Work order:
Down to the last line, reproduce the data below exactly.

※ ※ ※

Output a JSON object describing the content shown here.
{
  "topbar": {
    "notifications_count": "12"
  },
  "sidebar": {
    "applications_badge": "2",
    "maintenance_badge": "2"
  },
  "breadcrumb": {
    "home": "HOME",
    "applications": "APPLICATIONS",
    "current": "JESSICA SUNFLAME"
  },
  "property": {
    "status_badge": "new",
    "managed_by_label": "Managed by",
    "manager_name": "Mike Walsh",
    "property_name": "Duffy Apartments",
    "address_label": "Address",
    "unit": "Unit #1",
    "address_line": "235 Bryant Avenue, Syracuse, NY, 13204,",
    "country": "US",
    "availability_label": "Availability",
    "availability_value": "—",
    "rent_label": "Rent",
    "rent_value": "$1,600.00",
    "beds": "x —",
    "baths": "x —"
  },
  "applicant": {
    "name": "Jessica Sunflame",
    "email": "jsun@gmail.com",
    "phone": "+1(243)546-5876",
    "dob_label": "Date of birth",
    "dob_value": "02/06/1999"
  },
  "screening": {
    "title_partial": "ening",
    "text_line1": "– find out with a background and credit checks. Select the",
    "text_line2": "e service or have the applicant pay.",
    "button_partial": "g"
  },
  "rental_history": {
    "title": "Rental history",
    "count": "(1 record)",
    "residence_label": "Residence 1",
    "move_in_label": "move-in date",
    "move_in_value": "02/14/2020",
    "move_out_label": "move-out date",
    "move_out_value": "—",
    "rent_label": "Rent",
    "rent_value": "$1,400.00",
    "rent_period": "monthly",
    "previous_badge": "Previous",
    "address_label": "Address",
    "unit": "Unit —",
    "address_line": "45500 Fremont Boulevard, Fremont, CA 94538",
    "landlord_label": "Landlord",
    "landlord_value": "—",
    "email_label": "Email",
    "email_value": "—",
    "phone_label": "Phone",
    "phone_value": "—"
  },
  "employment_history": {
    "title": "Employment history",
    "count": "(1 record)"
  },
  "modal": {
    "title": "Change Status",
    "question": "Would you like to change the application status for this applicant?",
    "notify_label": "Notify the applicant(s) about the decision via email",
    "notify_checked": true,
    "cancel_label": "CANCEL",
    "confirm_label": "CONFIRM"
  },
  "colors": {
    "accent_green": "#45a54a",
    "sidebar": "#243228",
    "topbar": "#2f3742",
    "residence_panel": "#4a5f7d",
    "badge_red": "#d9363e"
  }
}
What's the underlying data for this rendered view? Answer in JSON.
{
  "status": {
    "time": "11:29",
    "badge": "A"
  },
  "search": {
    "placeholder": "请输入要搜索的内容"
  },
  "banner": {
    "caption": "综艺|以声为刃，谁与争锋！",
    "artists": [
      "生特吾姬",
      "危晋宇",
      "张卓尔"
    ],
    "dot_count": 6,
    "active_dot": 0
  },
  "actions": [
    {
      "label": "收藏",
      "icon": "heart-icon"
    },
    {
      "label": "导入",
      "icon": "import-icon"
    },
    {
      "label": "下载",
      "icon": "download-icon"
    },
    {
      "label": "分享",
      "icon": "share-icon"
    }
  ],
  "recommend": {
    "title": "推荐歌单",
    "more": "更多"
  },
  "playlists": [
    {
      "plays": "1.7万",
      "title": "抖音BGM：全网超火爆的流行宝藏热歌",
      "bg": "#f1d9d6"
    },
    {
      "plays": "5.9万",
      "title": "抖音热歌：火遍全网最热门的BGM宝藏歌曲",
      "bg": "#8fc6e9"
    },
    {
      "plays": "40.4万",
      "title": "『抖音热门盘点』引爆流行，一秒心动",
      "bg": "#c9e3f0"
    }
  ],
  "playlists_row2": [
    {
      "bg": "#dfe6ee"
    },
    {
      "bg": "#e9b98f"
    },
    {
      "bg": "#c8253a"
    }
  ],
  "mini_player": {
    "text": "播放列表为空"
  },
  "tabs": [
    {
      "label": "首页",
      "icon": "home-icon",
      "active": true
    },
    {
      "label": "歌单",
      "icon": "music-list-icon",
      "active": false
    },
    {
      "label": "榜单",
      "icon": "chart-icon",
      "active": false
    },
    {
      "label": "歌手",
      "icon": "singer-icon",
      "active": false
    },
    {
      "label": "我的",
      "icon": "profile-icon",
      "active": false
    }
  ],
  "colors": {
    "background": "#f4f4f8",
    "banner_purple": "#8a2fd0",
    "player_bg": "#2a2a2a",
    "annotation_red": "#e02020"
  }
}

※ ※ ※

Solution to this task:
Output a JSON object describing the content shown here.
{
  "topbar": {
    "notifications_count": "12"
  },
  "sidebar": {
    "applications_badge": "2",
    "maintenance_badge": "2"
  },
  "breadcrumb": {
    "home": "HOME",
    "applications": "APPLICATIONS",
    "current": "JESSICA SUNFLAME"
  },
  "property": {
    "status_badge": "new",
    "managed_by_label": "Managed by",
    "manager_name": "Mike Walsh",
    "property_name": "Duffy Apartments",
    "address_label": "Address",
    "unit": "Unit #1",
    "address_line": "235 Bryant Avenue, Syracuse, NY, 13204,",
    "country": "US",
    "availability_label": "Availability",
    "availability_value": "—",
    "rent_label": "Rent",
    "rent_value": "$1,600.00",
    "beds": "x —",
    "baths": "x —"
  },
  "applicant": {
    "name": "Jessica Sunflame",
    "email": "jsun@gmail.com",
    "phone": "+1(243)546-5876",
    "dob_label": "Date of birth",
    "dob_value": "02/06/1999"
  },
  "screening": {
    "title_partial": "ening",
    "text_line1": "– find out with a background and credit checks. Select the",
    "text_line2": "e service or have the applicant pay.",
    "button_partial": "g"
  },
  "rental_history": {
    "title": "Rental history",
    "count": "(1 record)",
    "residence_label": "Residence 1",
    "move_in_label": "move-in date",
    "move_in_value": "02/14/2020",
    "move_out_label": "move-out date",
    "move_out_value": "—",
    "rent_label": "Rent",
    "rent_value": "$1,400.00",
    "rent_period": "monthly",
    "previous_badge": "Previous",
    "address_label": "Address",
    "unit": "Unit —",
    "address_line": "45500 Fremont Boulevard, Fremont, CA 94538",
    "landlord_label": "Landlord",
    "landlord_value": "—",
    "email_label": "Email",
    "email_value": "—",
    "phone_label": "Phone",
    "phone_value": "—"
  },
  "employment_history": {
    "title": "Employment history",
    "count": "(1 record)"
  },
  "modal": {
    "title": "Change Status",
    "question": "Would you like to change the application status for this applicant?",
    "notify_label": "Notify the applicant(s) about the decision via email",
    "notify_checked": true,
    "cancel_label": "CANCEL",
    "confirm_label": "CONFIRM"
  },
  "colors": {
    "accent_green": "#45a54a",
    "sidebar": "#243228",
    "topbar": "#2f3742",
    "residence_panel": "#4a5f7d",
    "badge_red": "#d9363e"
  }
}
What's the underlying data for this rendered view? Answer in JSON.
{
  "status": {
    "time": "11:29",
    "badge": "A"
  },
  "search": {
    "placeholder": "请输入要搜索的内容"
  },
  "banner": {
    "caption": "综艺|以声为刃，谁与争锋！",
    "artists": [
      "生特吾姬",
      "危晋宇",
      "张卓尔"
    ],
    "dot_count": 6,
    "active_dot": 0
  },
  "actions": [
    {
      "label": "收藏",
      "icon": "heart-icon"
    },
    {
      "label": "导入",
      "icon": "import-icon"
    },
    {
      "label": "下载",
      "icon": "download-icon"
    },
    {
      "label": "分享",
      "icon": "share-icon"
    }
  ],
  "recommend": {
    "title": "推荐歌单",
    "more": "更多"
  },
  "playlists": [
    {
      "plays": "1.7万",
      "title": "抖音BGM：全网超火爆的流行宝藏热歌",
      "bg": "#f1d9d6"
    },
    {
      "plays": "5.9万",
      "title": "抖音热歌：火遍全网最热门的BGM宝藏歌曲",
      "bg": "#8fc6e9"
    },
    {
      "plays": "40.4万",
      "title": "『抖音热门盘点』引爆流行，一秒心动",
      "bg": "#c9e3f0"
    }
  ],
  "playlists_row2": [
    {
      "bg": "#dfe6ee"
    },
    {
      "bg": "#e9b98f"
    },
    {
      "bg": "#c8253a"
    }
  ],
  "mini_player": {
    "text": "播放列表为空"
  },
  "tabs": [
    {
      "label": "首页",
      "icon": "home-icon",
      "active": true
    },
    {
      "label": "歌单",
      "icon": "music-list-icon",
      "active": false
    },
    {
      "label": "榜单",
      "icon": "chart-icon",
      "active": false
    },
    {
      "label": "歌手",
      "icon": "singer-icon",
      "active": false
    },
    {
      "label": "我的",
      "icon": "profile-icon",
      "active": false
    }
  ],
  "colors": {
    "background": "#f4f4f8",
    "banner_purple": "#8a2fd0",
    "player_bg": "#2a2a2a",
    "annotation_red": "#e02020"
  }
}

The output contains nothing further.